(Dataset rows describing interfaces)
>>

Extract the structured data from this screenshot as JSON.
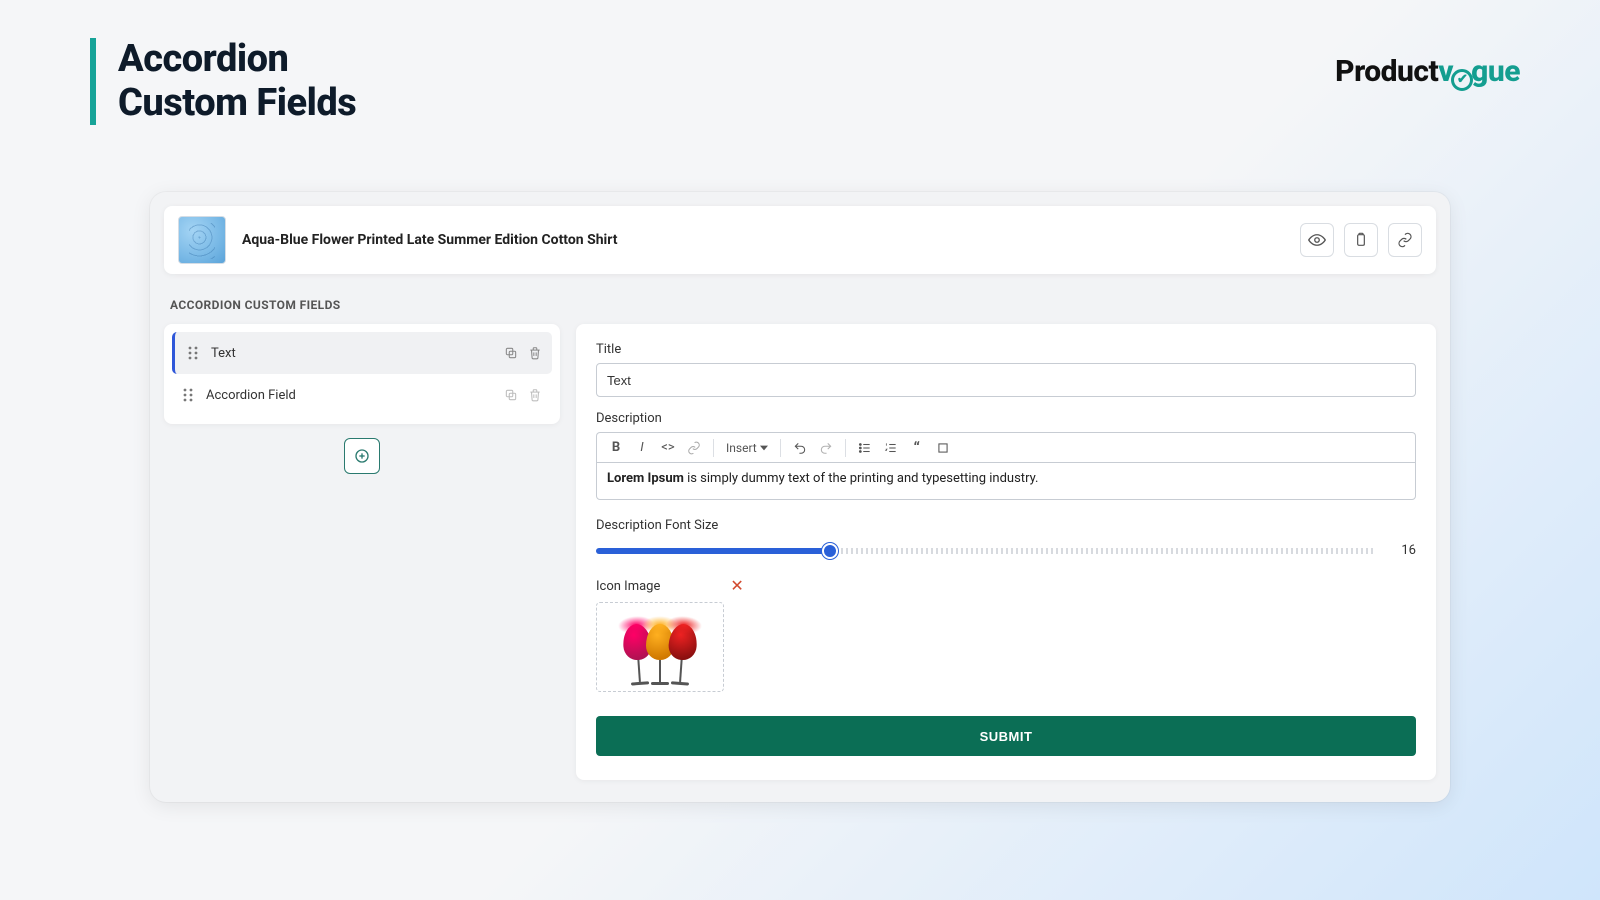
{
  "page_title_line1": "Accordion",
  "page_title_line2": "Custom Fields",
  "brand": {
    "part1": "Product",
    "part2_prefix": "v",
    "part2_suffix": "gue"
  },
  "product": {
    "title": "Aqua-Blue Flower Printed Late Summer Edition Cotton Shirt"
  },
  "section_label": "ACCORDION CUSTOM FIELDS",
  "sidebar": {
    "items": [
      {
        "label": "Text",
        "active": true
      },
      {
        "label": "Accordion Field",
        "active": false
      }
    ]
  },
  "editor": {
    "title_label": "Title",
    "title_value": "Text",
    "description_label": "Description",
    "insert_label": "Insert",
    "description_bold": "Lorem Ipsum",
    "description_rest": " is simply dummy text of the printing and typesetting industry.",
    "fontsize_label": "Description Font Size",
    "fontsize_value": "16",
    "icon_image_label": "Icon Image",
    "submit_label": "SUBMIT"
  }
}
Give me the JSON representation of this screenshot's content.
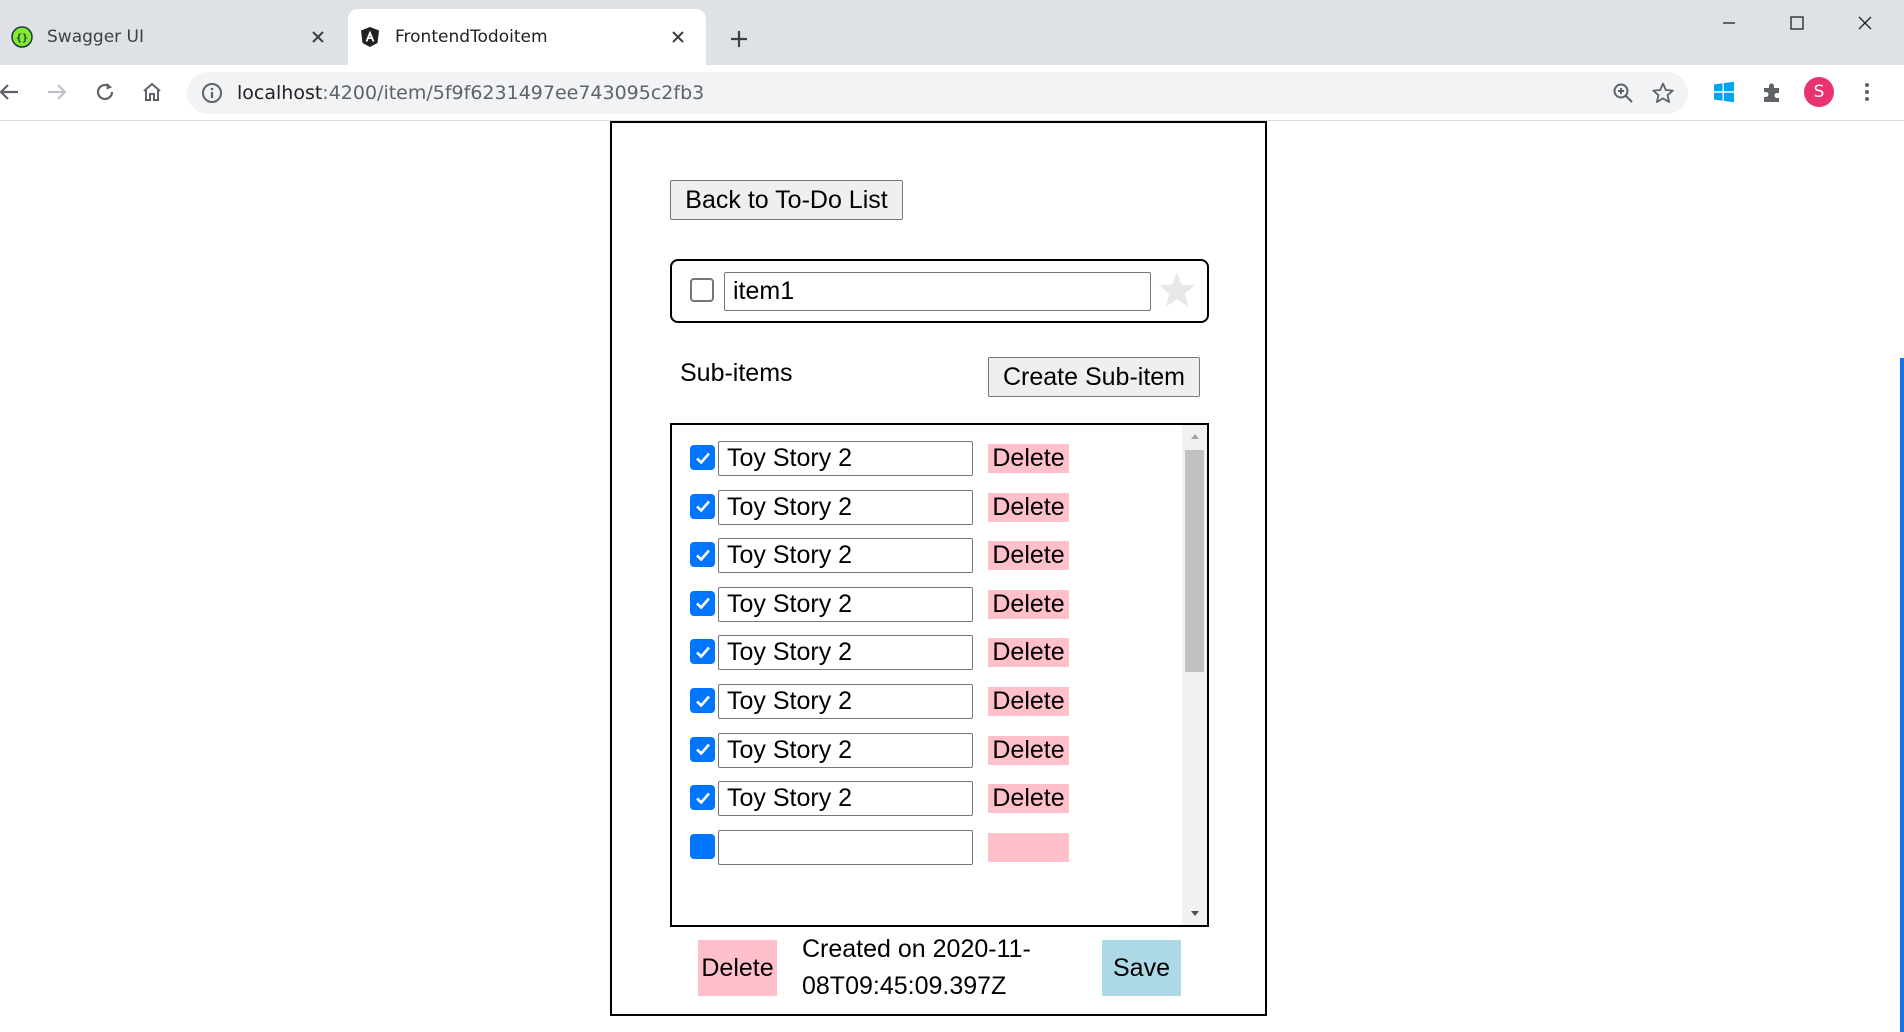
{
  "browser": {
    "tabs": [
      {
        "title": "Swagger UI",
        "active": false,
        "favicon": "swagger-icon"
      },
      {
        "title": "FrontendTodoitem",
        "active": true,
        "favicon": "angular-icon"
      }
    ],
    "url_host": "localhost",
    "url_path": ":4200/item/5f9f6231497ee743095c2fb3",
    "profile_initial": "S",
    "colors": {
      "profile": "#e8336e",
      "accent": "#1a73e8"
    }
  },
  "page": {
    "back_button": "Back to To-Do List",
    "item": {
      "done": false,
      "name": "item1",
      "starred": false
    },
    "subitems_label": "Sub-items",
    "create_subitem_button": "Create Sub-item",
    "subitems": [
      {
        "done": true,
        "name": "Toy Story 2",
        "delete_label": "Delete"
      },
      {
        "done": true,
        "name": "Toy Story 2",
        "delete_label": "Delete"
      },
      {
        "done": true,
        "name": "Toy Story 2",
        "delete_label": "Delete"
      },
      {
        "done": true,
        "name": "Toy Story 2",
        "delete_label": "Delete"
      },
      {
        "done": true,
        "name": "Toy Story 2",
        "delete_label": "Delete"
      },
      {
        "done": true,
        "name": "Toy Story 2",
        "delete_label": "Delete"
      },
      {
        "done": true,
        "name": "Toy Story 2",
        "delete_label": "Delete"
      },
      {
        "done": true,
        "name": "Toy Story 2",
        "delete_label": "Delete"
      }
    ],
    "delete_button": "Delete",
    "created_text": "Created on 2020-11-08T09:45:09.397Z",
    "save_button": "Save",
    "colors": {
      "delete": "#ffc0cb",
      "save": "#add8e6",
      "checkbox": "#0075ff"
    }
  }
}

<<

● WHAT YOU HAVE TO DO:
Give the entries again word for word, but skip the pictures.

● RESPONSE TO THE EXERCISE:
Extract the structured data from this screenshot as JSON.
{
  "page_title_line1": "Accordion",
  "page_title_line2": "Custom Fields",
  "brand": {
    "part1": "Product",
    "part2_prefix": "v",
    "part2_suffix": "gue"
  },
  "product": {
    "title": "Aqua-Blue Flower Printed Late Summer Edition Cotton Shirt"
  },
  "section_label": "ACCORDION CUSTOM FIELDS",
  "sidebar": {
    "items": [
      {
        "label": "Text",
        "active": true
      },
      {
        "label": "Accordion Field",
        "active": false
      }
    ]
  },
  "editor": {
    "title_label": "Title",
    "title_value": "Text",
    "description_label": "Description",
    "insert_label": "Insert",
    "description_bold": "Lorem Ipsum",
    "description_rest": " is simply dummy text of the printing and typesetting industry.",
    "fontsize_label": "Description Font Size",
    "fontsize_value": "16",
    "icon_image_label": "Icon Image",
    "submit_label": "SUBMIT"
  }
}
Give me the JSON representation of this screenshot's content.
{
  "browser": {
    "tabs": [
      {
        "title": "Swagger UI",
        "active": false,
        "favicon": "swagger-icon"
      },
      {
        "title": "FrontendTodoitem",
        "active": true,
        "favicon": "angular-icon"
      }
    ],
    "url_host": "localhost",
    "url_path": ":4200/item/5f9f6231497ee743095c2fb3",
    "profile_initial": "S",
    "colors": {
      "profile": "#e8336e",
      "accent": "#1a73e8"
    }
  },
  "page": {
    "back_button": "Back to To-Do List",
    "item": {
      "done": false,
      "name": "item1",
      "starred": false
    },
    "subitems_label": "Sub-items",
    "create_subitem_button": "Create Sub-item",
    "subitems": [
      {
        "done": true,
        "name": "Toy Story 2",
        "delete_label": "Delete"
      },
      {
        "done": true,
        "name": "Toy Story 2",
        "delete_label": "Delete"
      },
      {
        "done": true,
        "name": "Toy Story 2",
        "delete_label": "Delete"
      },
      {
        "done": true,
        "name": "Toy Story 2",
        "delete_label": "Delete"
      },
      {
        "done": true,
        "name": "Toy Story 2",
        "delete_label": "Delete"
      },
      {
        "done": true,
        "name": "Toy Story 2",
        "delete_label": "Delete"
      },
      {
        "done": true,
        "name": "Toy Story 2",
        "delete_label": "Delete"
      },
      {
        "done": true,
        "name": "Toy Story 2",
        "delete_label": "Delete"
      }
    ],
    "delete_button": "Delete",
    "created_text": "Created on 2020-11-08T09:45:09.397Z",
    "save_button": "Save",
    "colors": {
      "delete": "#ffc0cb",
      "save": "#add8e6",
      "checkbox": "#0075ff"
    }
  }
}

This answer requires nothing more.